Law is an important part of the environment in which business operates. Time, money and opportunity can be lost through failure to identify the legal factor earlier enough or, indeed, at all. For this reason, any manager should gain familiarity with the basic principles of those major areas of law which impinge upon business activity. When such activity transcends national borders and becomes international, the potential problems involved can escalate. Having an appreciation of the kind of problem that can arise will better equip the manager to avoid or, at least, minimize the potential consequences.
It would be neither realistic nor sensible to expect business practitioners to gain legal knowledge approximating to that of the professional lawyer. The expertise of the professional is built upon more than mere knowledge of the law but includes skills of analysis and argument developed through long experience of the law in practice. The aim, therefore, should be to encourage business professionals to acquire an understanding of the law sufficient to enable potential problems to be identified earlier rather than later – the “Red Light” approach. Problems which can be spotted while still embryonic can be more effectively dealt with than if they are allowed to grow. In the latter case, damage limitation may be the only option.
This module focuses on the main issues in commercial law, i.e. employment law, business law, intangible rights and tax law.
- Employment law: analysis of work contracts of common law and characteristics of contracts without any job security – temporary contracts such as the French “CDD”
- Corporate contractual relations (supply side)
- Intangible rights: corporate protection and incentives to create
- European tax systems and mechanisms.
- In a twofold approach students will analyse European law and then national laws and regulations.
- the main characteristics of common law and civil law legal systems;
- European treaties, regulations and directives as sources of law; the direct effect of European law; the role of the European Court of Justice;
- Contract law: formation, contractual terms, frustration and breach, liquidated and unliquidated damages; comparisons between the laws of different countries;
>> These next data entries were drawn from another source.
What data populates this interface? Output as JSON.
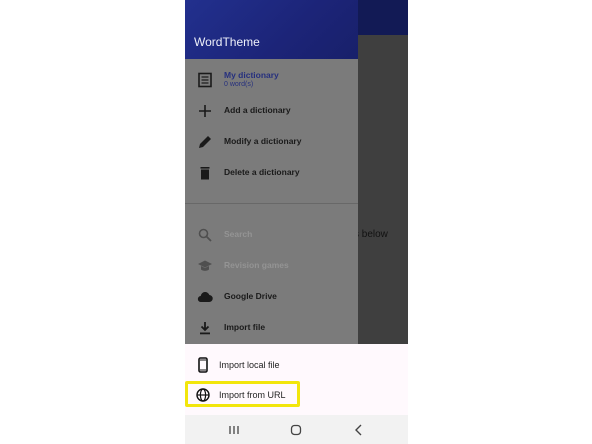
{
  "drawer": {
    "app_title": "WordTheme",
    "dictionary": {
      "label": "My dictionary",
      "count": "0 word(s)",
      "icon": "dictionary-book-icon"
    },
    "items": [
      {
        "label": "Add a dictionary",
        "icon": "plus-icon",
        "enabled": true
      },
      {
        "label": "Modify a dictionary",
        "icon": "pencil-icon",
        "enabled": true
      },
      {
        "label": "Delete a dictionary",
        "icon": "trash-icon",
        "enabled": true
      },
      {
        "label": "Search",
        "icon": "search-icon",
        "enabled": false
      },
      {
        "label": "Revision games",
        "icon": "graduation-cap-icon",
        "enabled": false
      },
      {
        "label": "Google Drive",
        "icon": "cloud-icon",
        "enabled": true
      },
      {
        "label": "Import file",
        "icon": "download-icon",
        "enabled": true
      }
    ]
  },
  "background": {
    "partial_text": "ks below"
  },
  "sheet": {
    "options": [
      {
        "label": "Import local file",
        "icon": "phone-icon"
      },
      {
        "label": "Import from URL",
        "icon": "globe-icon",
        "highlighted": true
      }
    ]
  },
  "colors": {
    "header": "#1c2478",
    "accent_text": "#26307e",
    "highlight": "#f2e60c",
    "scrim": "#3f3f3f"
  }
}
- Standard terms of business and their role in the allocation of commercial risks;
- Law of business organisations: principal distinctions between general partnerships, limited liability partnerships and companies limited by shares; directors’ duties; disqualification and personal liability of directors;
- Contract and tort based product liability
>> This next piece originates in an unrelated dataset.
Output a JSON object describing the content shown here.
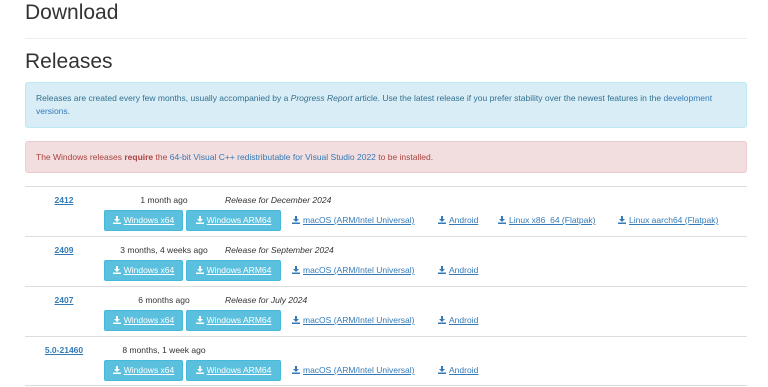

- The single market and the four freedoms
- Competition law: prohibited agreements and abuse of a dominant position;
- Distinction between an agent and an exclusive distributor;
- Incoterms; collection arrangements and documentary credits;
- Methods of international dispute resolution: adr, commercial arbitration, litigation;
- International contracts: problems, jurisdiction, applicable law and enforcement of judgements.